* **WHAT YOU WILL DO**: If a line in the entries below contains the word "japanese", it counts; report how many such lines there are, and only that number.

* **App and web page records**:
= = = = =

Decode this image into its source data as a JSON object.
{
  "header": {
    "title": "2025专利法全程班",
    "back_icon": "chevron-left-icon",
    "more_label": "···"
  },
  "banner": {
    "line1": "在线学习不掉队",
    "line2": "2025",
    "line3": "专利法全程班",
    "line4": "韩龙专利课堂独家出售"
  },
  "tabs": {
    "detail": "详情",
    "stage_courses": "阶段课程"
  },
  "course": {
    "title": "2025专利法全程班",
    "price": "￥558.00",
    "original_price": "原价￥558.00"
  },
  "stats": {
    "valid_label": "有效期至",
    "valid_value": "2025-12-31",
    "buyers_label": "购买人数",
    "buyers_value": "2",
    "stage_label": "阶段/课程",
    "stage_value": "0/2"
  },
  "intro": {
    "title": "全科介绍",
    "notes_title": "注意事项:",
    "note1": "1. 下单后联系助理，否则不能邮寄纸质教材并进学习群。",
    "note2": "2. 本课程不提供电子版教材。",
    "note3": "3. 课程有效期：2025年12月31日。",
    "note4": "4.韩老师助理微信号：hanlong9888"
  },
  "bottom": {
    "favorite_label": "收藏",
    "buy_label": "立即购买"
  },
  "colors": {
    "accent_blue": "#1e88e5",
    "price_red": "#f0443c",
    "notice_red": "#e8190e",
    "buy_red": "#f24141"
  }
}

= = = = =

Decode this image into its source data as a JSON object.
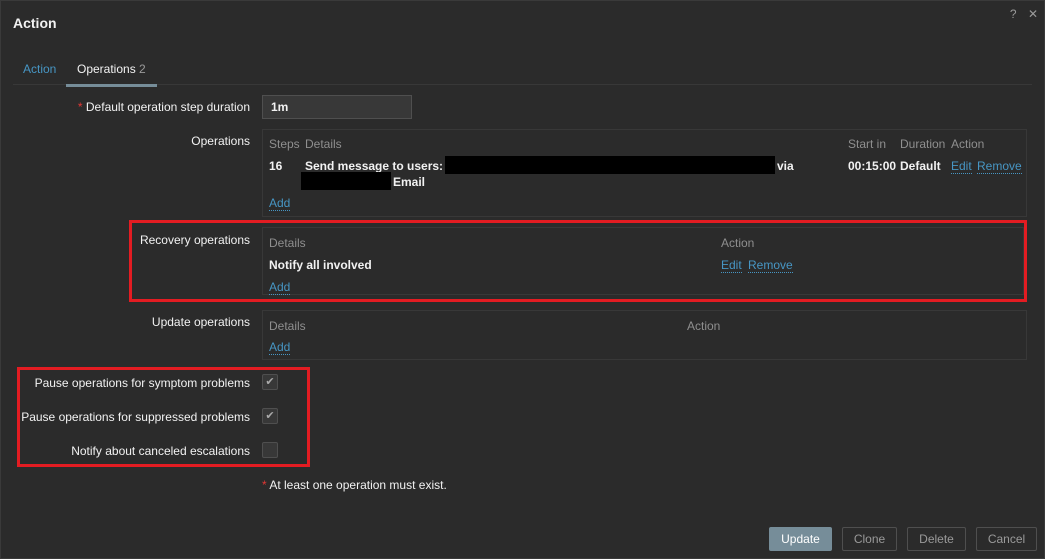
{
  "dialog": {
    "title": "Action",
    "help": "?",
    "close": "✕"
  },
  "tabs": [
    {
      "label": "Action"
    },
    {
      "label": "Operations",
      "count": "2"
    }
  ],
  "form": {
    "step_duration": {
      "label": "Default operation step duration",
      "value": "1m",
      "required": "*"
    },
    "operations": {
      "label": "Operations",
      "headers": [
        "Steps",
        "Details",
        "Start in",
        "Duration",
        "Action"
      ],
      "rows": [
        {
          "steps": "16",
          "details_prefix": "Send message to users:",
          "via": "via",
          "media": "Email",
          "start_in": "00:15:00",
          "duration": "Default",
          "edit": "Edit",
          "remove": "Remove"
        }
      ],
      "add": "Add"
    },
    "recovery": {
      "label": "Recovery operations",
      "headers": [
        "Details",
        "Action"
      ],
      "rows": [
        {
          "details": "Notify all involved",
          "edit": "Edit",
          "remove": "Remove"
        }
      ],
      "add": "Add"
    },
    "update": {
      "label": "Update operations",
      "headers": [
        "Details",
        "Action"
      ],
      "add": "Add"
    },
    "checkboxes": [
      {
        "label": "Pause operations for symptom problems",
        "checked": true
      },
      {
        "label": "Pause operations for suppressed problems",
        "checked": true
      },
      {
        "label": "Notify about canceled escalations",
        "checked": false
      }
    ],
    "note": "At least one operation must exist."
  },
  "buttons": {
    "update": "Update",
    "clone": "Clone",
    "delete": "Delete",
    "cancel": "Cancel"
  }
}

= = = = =

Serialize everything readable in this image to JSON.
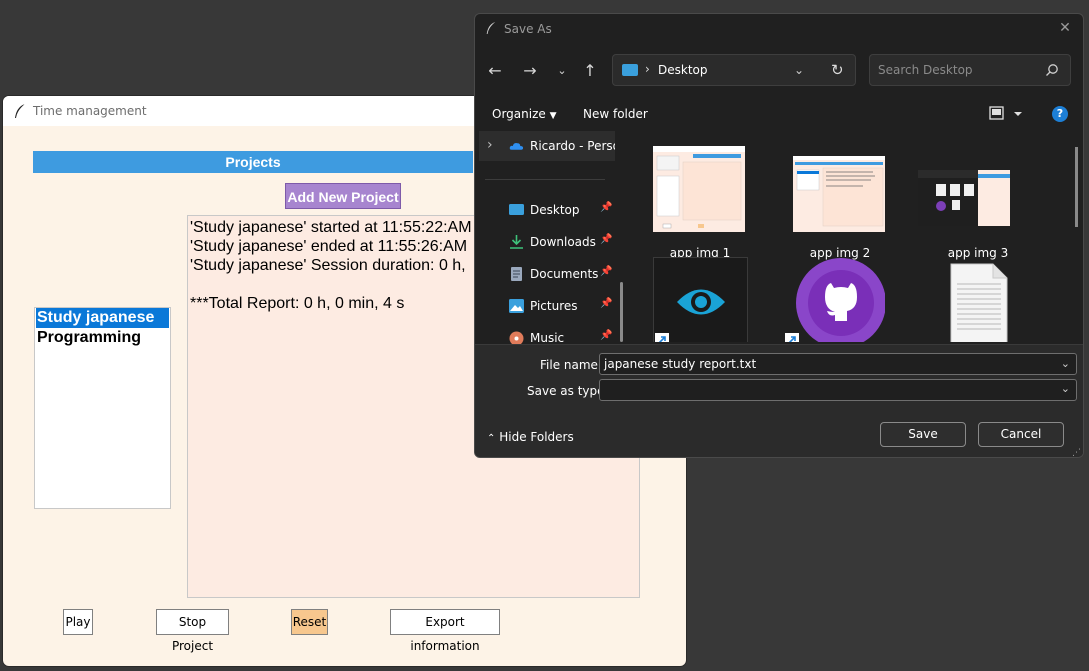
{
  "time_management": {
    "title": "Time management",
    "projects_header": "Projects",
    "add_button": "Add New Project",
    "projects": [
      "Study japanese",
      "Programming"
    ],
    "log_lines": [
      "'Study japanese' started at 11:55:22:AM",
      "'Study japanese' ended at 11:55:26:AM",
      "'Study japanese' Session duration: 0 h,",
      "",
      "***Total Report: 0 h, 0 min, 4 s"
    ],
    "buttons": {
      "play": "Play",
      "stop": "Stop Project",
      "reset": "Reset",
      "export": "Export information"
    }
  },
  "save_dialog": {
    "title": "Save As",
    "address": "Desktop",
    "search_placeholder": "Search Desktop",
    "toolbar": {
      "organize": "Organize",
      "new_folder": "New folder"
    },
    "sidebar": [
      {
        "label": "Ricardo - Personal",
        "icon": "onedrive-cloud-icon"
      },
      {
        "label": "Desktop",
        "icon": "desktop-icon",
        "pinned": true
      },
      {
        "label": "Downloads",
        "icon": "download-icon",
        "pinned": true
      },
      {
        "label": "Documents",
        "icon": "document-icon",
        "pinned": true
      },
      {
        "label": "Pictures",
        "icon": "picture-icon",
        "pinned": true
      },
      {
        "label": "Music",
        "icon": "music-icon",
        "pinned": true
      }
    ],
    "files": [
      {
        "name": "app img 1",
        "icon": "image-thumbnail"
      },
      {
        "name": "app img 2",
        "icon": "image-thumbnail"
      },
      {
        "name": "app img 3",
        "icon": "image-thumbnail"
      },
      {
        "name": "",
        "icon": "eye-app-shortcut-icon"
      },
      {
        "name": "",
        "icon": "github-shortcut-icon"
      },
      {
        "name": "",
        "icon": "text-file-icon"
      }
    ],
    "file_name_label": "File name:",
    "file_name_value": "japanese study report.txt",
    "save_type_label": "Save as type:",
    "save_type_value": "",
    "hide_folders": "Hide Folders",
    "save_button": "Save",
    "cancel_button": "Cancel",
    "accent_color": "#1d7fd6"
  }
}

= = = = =

* **EXERCISE ANSWER**: 5